Anne Bernays on Thinking Like a Writer

You can teach almost anyone determined to learn the basics required to write sentences and paragraphs that say what you want them to say clearly and concisely. It’s far more difficult to get people to think like a writer, to give up conventional habits of mind and emotion. You must be able to step inside your character’s skin and at the same time to remain outside the dicey circumstances you have maneuvered her into. I can’t remember how many times I advised students to stop writing the sunny hours and write from where it hurts: “No one wants to read polite. It puts them to sleep.”

Allegra Goodman Says, “Do Not Sit and Mope!”

Allegra Goodman

Now you may ask, what if my characters won’t talk to me? What if they won’t even visit? The only answer is to think and think some more, and then go out and read and look and listen some more. Do not sit and mope. Do not sigh. Do not throw up your hands and give up on the whole project. Do not go back to the drawing board. There is nothing more depressing than an empty drawing board. No, go back to the world, which is where all characters originally come from.
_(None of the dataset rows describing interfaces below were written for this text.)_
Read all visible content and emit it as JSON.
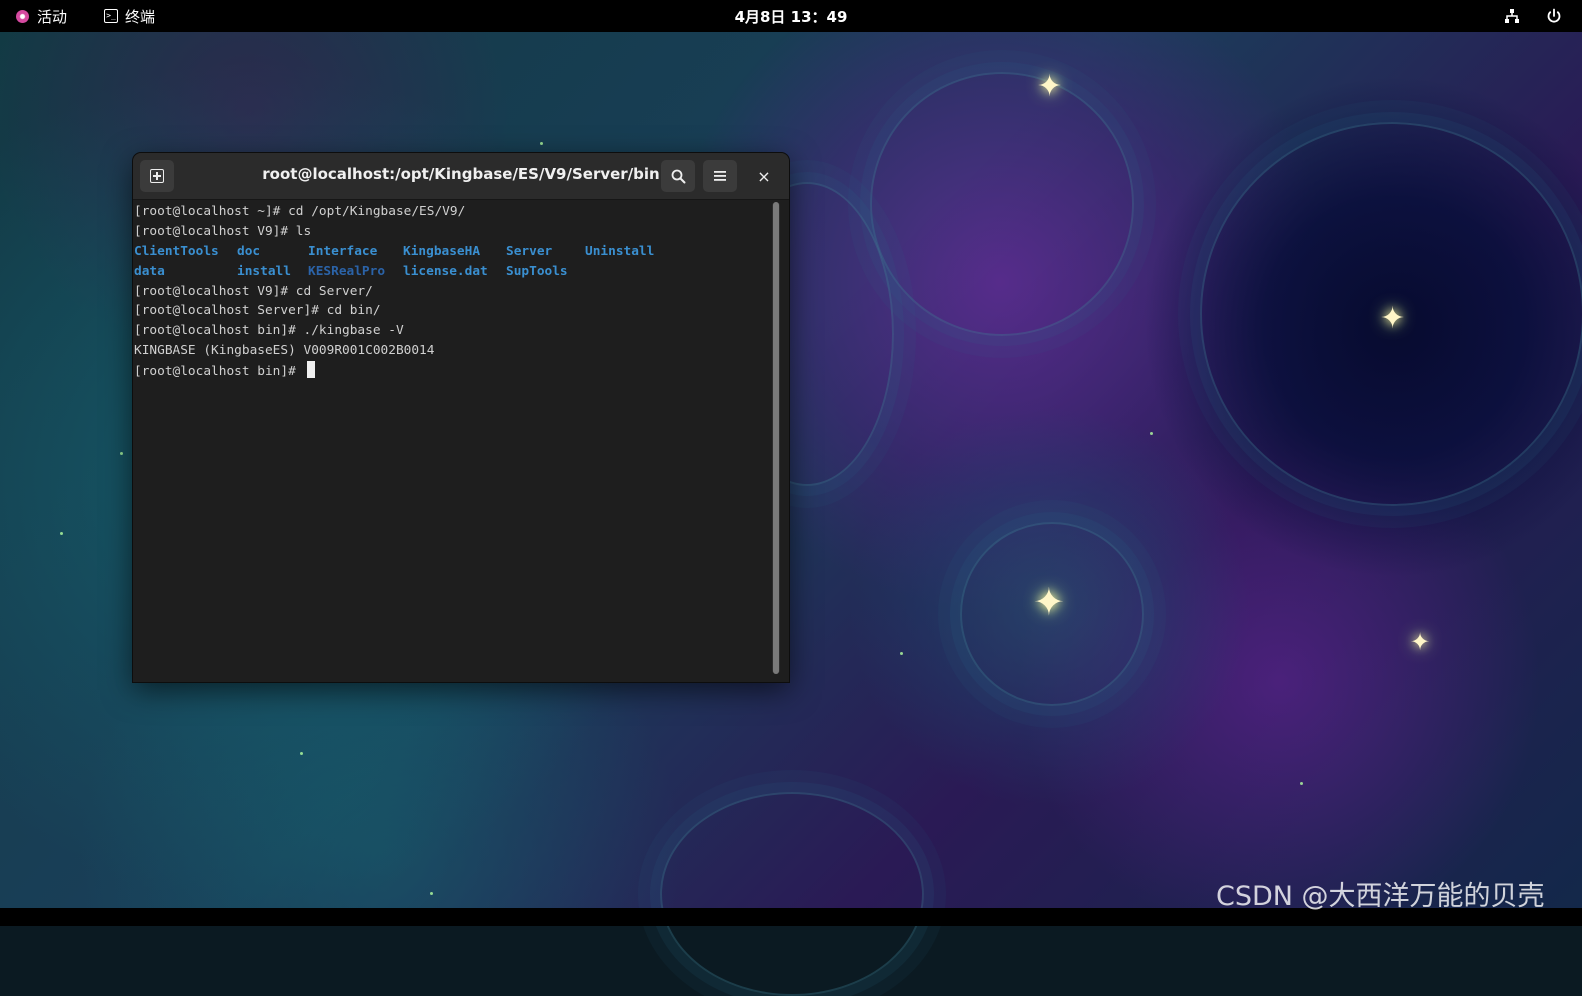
{
  "topbar": {
    "activities_label": "活动",
    "app_menu_label": "终端",
    "clock": "4月8日  13：49",
    "network_icon": "network-icon",
    "power_icon": "power-icon"
  },
  "terminal": {
    "title": "root@localhost:/opt/Kingbase/ES/V9/Server/bin",
    "new_tab_icon": "new-tab-icon",
    "search_icon": "search-icon",
    "menu_icon": "hamburger-menu-icon",
    "close_label": "×",
    "lines": [
      "[root@localhost ~]# cd /opt/Kingbase/ES/V9/",
      "[root@localhost V9]# ls",
      "",
      "",
      "[root@localhost V9]# cd Server/",
      "[root@localhost Server]# cd bin/",
      "[root@localhost bin]# ./kingbase -V",
      "KINGBASE (KingbaseES) V009R001C002B0014",
      "[root@localhost bin]# "
    ],
    "ls_row1": [
      "ClientTools",
      "doc",
      "Interface",
      "KingbaseHA",
      "Server",
      "Uninstall"
    ],
    "ls_row2": [
      "data",
      "install",
      "KESRealPro",
      "license.dat",
      "SupTools"
    ]
  },
  "watermark": "CSDN @大西洋万能的贝壳",
  "colors": {
    "topbar_bg": "#000000",
    "terminal_bg": "#1e1e1e",
    "titlebar_bg": "#2b2b2b",
    "dir_blue": "#3a8fd0"
  }
}
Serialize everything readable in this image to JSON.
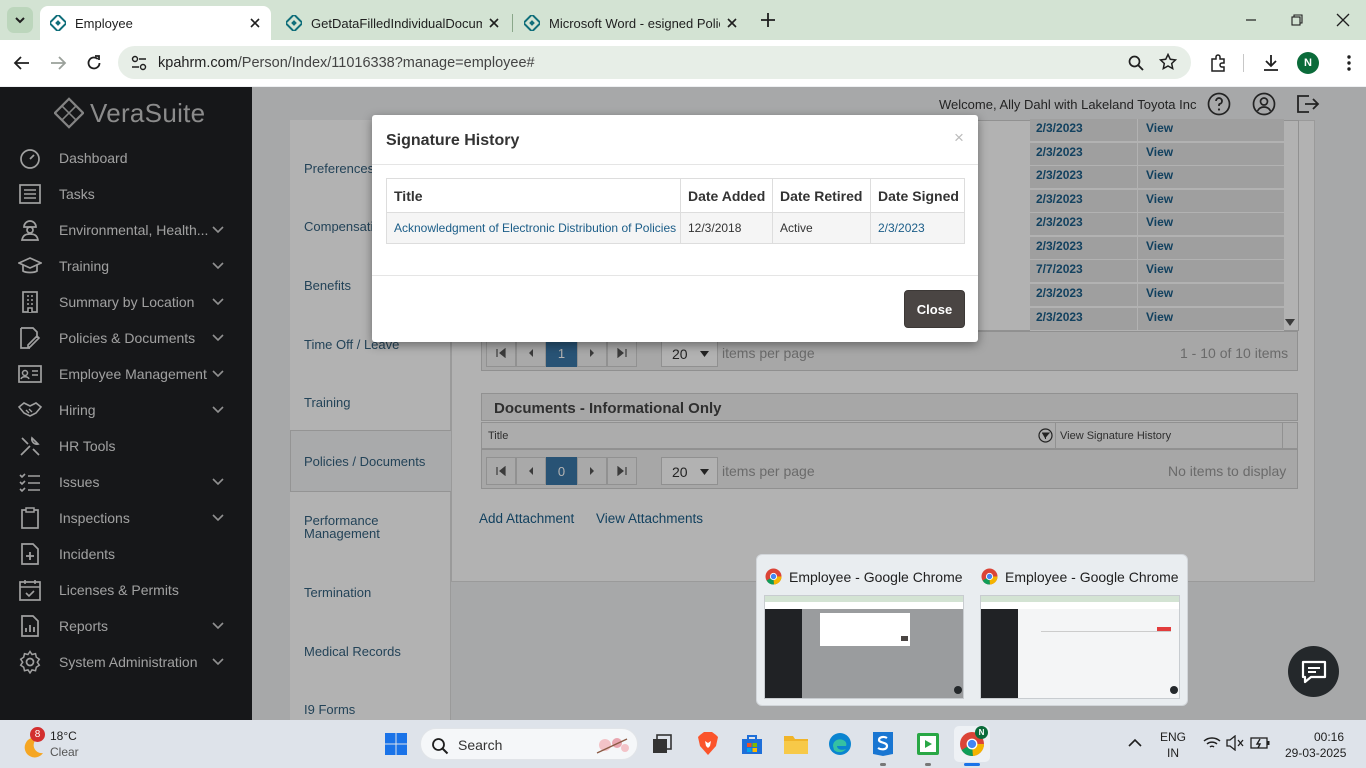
{
  "browser": {
    "tabs": [
      {
        "title": "Employee",
        "active": true
      },
      {
        "title": "GetDataFilledIndividualDocume",
        "active": false
      },
      {
        "title": "Microsoft Word - esigned Policy",
        "active": false
      }
    ],
    "url_host": "kpahrm.com",
    "url_path": "/Person/Index/11016338?manage=employee#",
    "profile_initial": "N"
  },
  "app": {
    "brand": "VeraSuite",
    "welcome": "Welcome, Ally Dahl with Lakeland Toyota Inc"
  },
  "sidebar": {
    "items": [
      {
        "label": "Dashboard",
        "icon": "dashboard-icon",
        "has_children": false
      },
      {
        "label": "Tasks",
        "icon": "tasks-list-icon",
        "has_children": false
      },
      {
        "label": "Environmental, Health...",
        "icon": "person-safety-icon",
        "has_children": true
      },
      {
        "label": "Training",
        "icon": "graduation-cap-icon",
        "has_children": true
      },
      {
        "label": "Summary by Location",
        "icon": "building-icon",
        "has_children": true
      },
      {
        "label": "Policies & Documents",
        "icon": "document-edit-icon",
        "has_children": true
      },
      {
        "label": "Employee Management",
        "icon": "id-card-icon",
        "has_children": true
      },
      {
        "label": "Hiring",
        "icon": "handshake-icon",
        "has_children": true
      },
      {
        "label": "HR Tools",
        "icon": "tools-icon",
        "has_children": false
      },
      {
        "label": "Issues",
        "icon": "issues-list-icon",
        "has_children": true
      },
      {
        "label": "Inspections",
        "icon": "clipboard-icon",
        "has_children": true
      },
      {
        "label": "Incidents",
        "icon": "medical-file-icon",
        "has_children": false
      },
      {
        "label": "Licenses & Permits",
        "icon": "calendar-check-icon",
        "has_children": false
      },
      {
        "label": "Reports",
        "icon": "report-chart-icon",
        "has_children": true
      },
      {
        "label": "System Administration",
        "icon": "gear-icon",
        "has_children": true
      }
    ]
  },
  "left_nav": {
    "items": [
      {
        "label": "Preferences",
        "active": false
      },
      {
        "label": "Compensation",
        "active": false
      },
      {
        "label": "Benefits",
        "active": false
      },
      {
        "label": "Time Off / Leave",
        "active": false
      },
      {
        "label": "Training",
        "active": false
      },
      {
        "label": "Policies / Documents",
        "active": true
      },
      {
        "label": "Performance\nManagement",
        "active": false
      },
      {
        "label": "Termination",
        "active": false
      },
      {
        "label": "Medical Records",
        "active": false
      },
      {
        "label": "I9 Forms",
        "active": false
      }
    ]
  },
  "policies_grid": {
    "rows": [
      {
        "date_signed": "2/3/2023",
        "action": "View"
      },
      {
        "date_signed": "2/3/2023",
        "action": "View"
      },
      {
        "date_signed": "2/3/2023",
        "action": "View"
      },
      {
        "date_signed": "2/3/2023",
        "action": "View"
      },
      {
        "date_signed": "2/3/2023",
        "action": "View"
      },
      {
        "date_signed": "2/3/2023",
        "action": "View"
      },
      {
        "date_signed": "7/7/2023",
        "action": "View"
      },
      {
        "date_signed": "2/3/2023",
        "action": "View"
      },
      {
        "date_signed": "2/3/2023",
        "action": "View"
      }
    ],
    "pager": {
      "page": "1",
      "page_size": "20",
      "items_per_page": "items per page",
      "info": "1 - 10 of 10 items"
    }
  },
  "documents_grid": {
    "title": "Documents - Informational Only",
    "columns": [
      "Title",
      "View Signature History"
    ],
    "pager": {
      "page": "0",
      "page_size": "20",
      "items_per_page": "items per page",
      "info": "No items to display"
    }
  },
  "links": {
    "add_attachment": "Add Attachment",
    "view_attachments": "View Attachments"
  },
  "modal": {
    "title": "Signature History",
    "close_x": "×",
    "columns": [
      "Title",
      "Date Added",
      "Date Retired",
      "Date Signed"
    ],
    "rows": [
      {
        "title": "Acknowledgment of Electronic Distribution of Policies",
        "date_added": "12/3/2018",
        "date_retired": "Active",
        "date_signed": "2/3/2023"
      }
    ],
    "close_button": "Close"
  },
  "taskbar_preview": {
    "windows": [
      {
        "title": "Employee - Google Chrome"
      },
      {
        "title": "Employee - Google Chrome"
      }
    ]
  },
  "taskbar": {
    "weather": {
      "badge": "8",
      "temp": "18°C",
      "condition": "Clear"
    },
    "search_placeholder": "Search",
    "language": "ENG",
    "region": "IN",
    "time": "00:16",
    "date": "29-03-2025"
  },
  "colors": {
    "sidebar_bg": "#202225",
    "link": "#1b5d88",
    "pager_active": "#3a78a8",
    "tab_strip": "#d3e3d3"
  }
}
Annie Dillard Answers the Question, “Who Will Teach Me to Write?”

Dillard now

Who will teach me to write? a reader wanted to know. The page, the page, the blankness of eternity which you cover slowly, affirming time’s scrawl as a right and your daring as necessity; the page, which you cover woodenly, ruining it, but asserting your freedom and power to act, acknowledging that you ruin everything you touch but touching it nevertheless, because acting is better than being here in mere opacity; the page, which you cover slowly with the crabbed thread of your gut; the page in the purity of its possibilities; the page of your death, against which you pit such flawed excellences as you can muster with all your life’s strength: that page will teach you to write.

A Message From John Updike: “Don’t be thin-skinned.”

John Updike

Try to develop steady work habits, maybe a more modest quota, but keep to it. Don’t be thin-skinned or easily discouraged because it’s an odds-long proposition; all of the arts are. Many are called, few are chosen, but it might be you.

Sally FOURTH (get it? get it?) and be writeful.

Tony Bill: “Forget the Mumbo Jumbo and Just Write the Damn Script.”

Get a hold of three or four terrific original scripts. You decide which ones. Read them; analyze them if you want, or just let them wash over you. Notice their format: it’s standard in the industry, no exceptions. Then throw away or erase from memory all the books, articles, and lessons that reference or espouse three-act structures, five- and seven-act structures, “inciting events,” “character arcs,” “redemption,” Joseph Campbell’s name, plot graphs and charts, or supposed “tricks of the trade.” Forget the mumbo jumbo and just write the damn script and finish it in 120 pages or less. If you’re sufficiently talented, original, and inspired, nothing else is necessary. If you’re not, nothing else will help. If it turns out that you lack one or all of those elements, write another script. Maybe another. Give up when you can’t take it anymore. The time saved by not reading all those how-to books should be enough to carry you through the first several scripts at least, with time to spare. Sound cruel? Ask any screenwriter.

Sally forth and be writeful… and enjoy your weekend.

Grace Paley on the Importance of Carrying a Pencil and Paper

  1. Have a low overhead.
  2. Don’t live with anybody who doesn’t support your work. Very important.
  3. And read a lot. Don’t be afraid to read or of being influenced by what you read. You’re more influenced by the voice of childhood than you are by some poet you’re reading.
  4. The last piece of advice is to keep a paper and pencil in your pocket at all times, especially if you’re a poet. But even if you’re a prose writer, you have to write things down when they come to you, or you lose them, and they’re gone forever. Of course, most of them are stupid, so it doesn’t matter. But in case they’re the thing that solves the problem for the story or the poem or whatever, you’d better keep a pencil and a paper in your pocket. I gave this big advice in a talk, and then about three hours later I told a student I really liked his work and asked how I could get in touch with him. He said he would give me his name and address. I looked in my pocket, and I didn’t have any pencil or paper.

Raymond Carver on Cheap Tricks

I overheard the writer Geoffrey Wolff say “No cheap tricks” to a group of writing students. That should go on a three-by-five card. I’d amend it a little to “No tricks.” Period. I hate tricks. At the first sign of a trick or a gimmick in a piece of fiction, a cheap trick or even an elaborate trick, I tend to look for cover. Tricks are ultimately boring, and I get bored easily, which may go along with my not having much of an attention span. But extremely clever chichi writing, or just plain tomfoolery writing, puts me to sleep. Writers don’t need tricks or gimmicks or even necessarily need to be the smartest fellows on the block. At the risk of appearing foolish, a writer sometimes needs to be able to just stand and gape at this or that thing—a sunset or an old shoe—in absolute and simple amazement.